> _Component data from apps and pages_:
##############################
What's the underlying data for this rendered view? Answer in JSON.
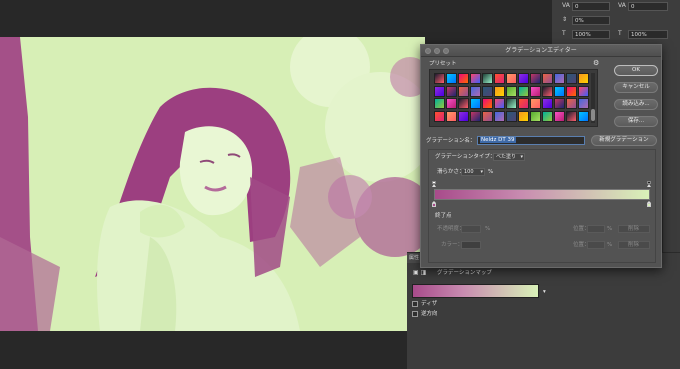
{
  "character_panel": {
    "fields": [
      "0",
      "0",
      "0%",
      "100%",
      "100%"
    ],
    "va_icon": "VA",
    "t_icon": "T"
  },
  "dialog": {
    "title": "グラデーションエディター",
    "preset_label": "プリセット",
    "preset_menu_icon": "gear-icon",
    "buttons": {
      "ok": "OK",
      "cancel": "キャンセル",
      "load": "読み込み...",
      "save": "保存...",
      "new_gradient": "新規グラデーション"
    },
    "name_label": "グラデーション名：",
    "name_value": "Neldz DT 39",
    "gradient_type_label": "グラデーションタイプ：",
    "gradient_type_value": "べた塗り",
    "smoothness_label": "滑らかさ：",
    "smoothness_value": "100",
    "smoothness_unit": "%",
    "stops_label": "終了点",
    "opacity_label": "不透明度：",
    "opacity_unit": "%",
    "location_label": "位置：",
    "location_unit": "%",
    "delete_label": "削除",
    "color_label": "カラー：",
    "location2_label": "位置：",
    "location2_unit": "%",
    "delete2_label": "削除"
  },
  "gradient": {
    "start_color": "#a84b8b",
    "end_color": "#d9f2b8"
  },
  "properties": {
    "tab_label": "属性",
    "adjustment_label": "グラデーションマップ",
    "dither_label": "ディザ",
    "reverse_label": "逆方向"
  }
}
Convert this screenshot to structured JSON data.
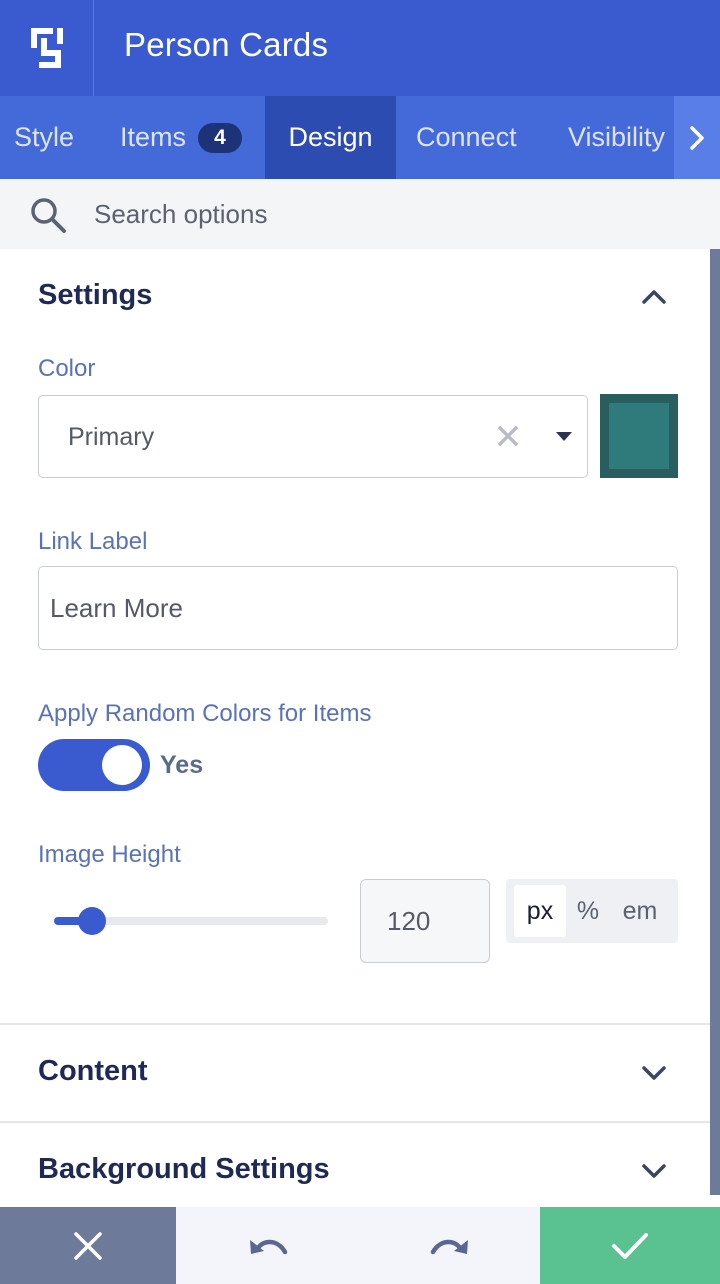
{
  "header": {
    "title": "Person Cards",
    "logo_icon": "builder-logo-icon"
  },
  "tabs": [
    {
      "label": "Style",
      "active": false
    },
    {
      "label": "Items",
      "badge": "4",
      "active": false
    },
    {
      "label": "Design",
      "active": true
    },
    {
      "label": "Connect",
      "active": false
    },
    {
      "label": "Visibility",
      "active": false
    }
  ],
  "search": {
    "placeholder": "Search options",
    "icon": "search-icon"
  },
  "settings": {
    "title": "Settings",
    "expanded": true,
    "color": {
      "label": "Color",
      "value": "Primary",
      "swatch": "#2f7a7a"
    },
    "link_label": {
      "label": "Link Label",
      "value": "Learn More"
    },
    "random_colors": {
      "label": "Apply Random Colors for Items",
      "state": "Yes",
      "on": true
    },
    "image_height": {
      "label": "Image Height",
      "value": "120",
      "slider_fraction": 0.14,
      "units": [
        "px",
        "%",
        "em"
      ],
      "selected_unit": "px"
    }
  },
  "sections": [
    {
      "title": "Content",
      "expanded": false
    },
    {
      "title": "Background Settings",
      "expanded": false
    }
  ],
  "colors": {
    "header": "#3a5bcf",
    "tabs": "#4469d8",
    "active_tab": "#2c4cb2",
    "accent": "#3a5bcf",
    "save": "#5ac190",
    "cancel": "#6e7a99"
  }
}
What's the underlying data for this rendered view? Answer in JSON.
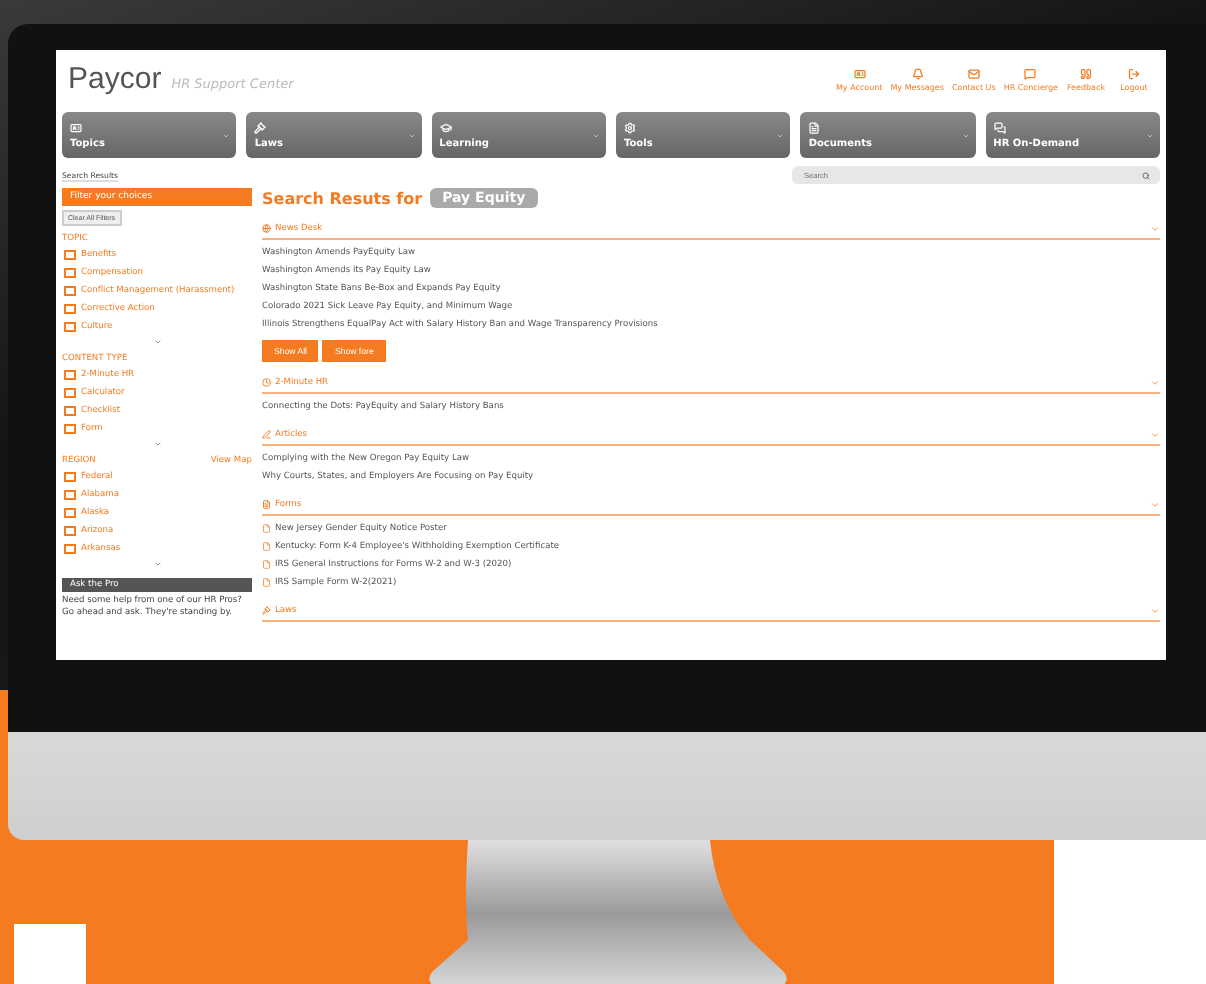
{
  "header": {
    "logo": "Paycor",
    "subtitle": "HR Support Center",
    "links": [
      {
        "kind": "account",
        "label": "My Account"
      },
      {
        "kind": "bell",
        "label": "My Messages"
      },
      {
        "kind": "mail",
        "label": "Contact Us"
      },
      {
        "kind": "chat",
        "label": "HR Concierge"
      },
      {
        "kind": "quote",
        "label": "Feedback"
      },
      {
        "kind": "logout",
        "label": "Logout"
      }
    ]
  },
  "nav": [
    {
      "kind": "card",
      "label": "Topics"
    },
    {
      "kind": "gavel",
      "label": "Laws"
    },
    {
      "kind": "cap",
      "label": "Learning"
    },
    {
      "kind": "gear",
      "label": "Tools"
    },
    {
      "kind": "file",
      "label": "Documents"
    },
    {
      "kind": "chat",
      "label": "HR On-Demand"
    }
  ],
  "breadcrumb": "Search Results",
  "search": {
    "placeholder": "Search"
  },
  "sidebar": {
    "filter_title": "Filter your choices",
    "clear_button": "Clear All Filters",
    "groups": [
      {
        "title": "TOPIC",
        "items": [
          {
            "label": "Benefits",
            "checked": false
          },
          {
            "label": "Compensation",
            "checked": false
          },
          {
            "label": "Conflict Management (Harassment)",
            "checked": false
          },
          {
            "label": "Corrective Action",
            "checked": false
          },
          {
            "label": "Culture",
            "checked": false
          }
        ]
      },
      {
        "title": "CONTENT TYPE",
        "items": [
          {
            "label": "2-Minute HR",
            "checked": false
          },
          {
            "label": "Calculator",
            "checked": false
          },
          {
            "label": "Checklist",
            "checked": false
          },
          {
            "label": "Form",
            "checked": false
          }
        ]
      },
      {
        "title": "REGION",
        "action": "View Map",
        "items": [
          {
            "label": "Federal",
            "checked": false
          },
          {
            "label": "Alabama",
            "checked": false
          },
          {
            "label": "Alaska",
            "checked": false
          },
          {
            "label": "Arizona",
            "checked": false
          },
          {
            "label": "Arkansas",
            "checked": false
          }
        ]
      }
    ],
    "ask": {
      "title": "Ask the Pro",
      "text": "Need some help from one of our HR Pros? Go ahead and ask. They're standing by."
    }
  },
  "main": {
    "heading": "Search Resuts for",
    "query": "Pay Equity",
    "sections": [
      {
        "kind": "globe",
        "title": "News Desk",
        "items": [
          "Washington Amends PayEquity Law",
          "Washington Amends its Pay Equity Law",
          "Washington State Bans Be-Box and Expands Pay Equity",
          "Colorado 2021 Sick Leave Pay Equity, and Minimum Wage",
          "Illinois Strengthens EqualPay Act with Salary History Ban and Wage Transparency Provisions"
        ],
        "buttons": [
          "Show All",
          "Show fore"
        ]
      },
      {
        "kind": "clock",
        "title": "2-Minute HR",
        "items": [
          "Connecting the Dots: PayEquity and Salary History Bans"
        ]
      },
      {
        "kind": "pen",
        "title": "Articles",
        "items": [
          "Complying with the New Oregon Pay Equity Law",
          "Why Courts, States, and Employers Are Focusing on Pay Equity"
        ]
      },
      {
        "kind": "file",
        "title": "Forms",
        "doc_items": [
          "New Jersey Gender Equity Notice Poster",
          "Kentucky: Form K-4 Employee's Withholding Exemption Certificate",
          "IRS General Instructions for Forms W-2 and W-3 (2020)",
          "IRS Sample Form W-2(2021)"
        ]
      },
      {
        "kind": "gavel",
        "title": "Laws"
      }
    ]
  }
}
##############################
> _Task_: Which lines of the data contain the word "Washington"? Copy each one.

> _Answer space_:
          "Washington Amends PayEquity Law",
          "Washington Amends its Pay Equity Law",
          "Washington State Bans Be-Box and Expands Pay Equity",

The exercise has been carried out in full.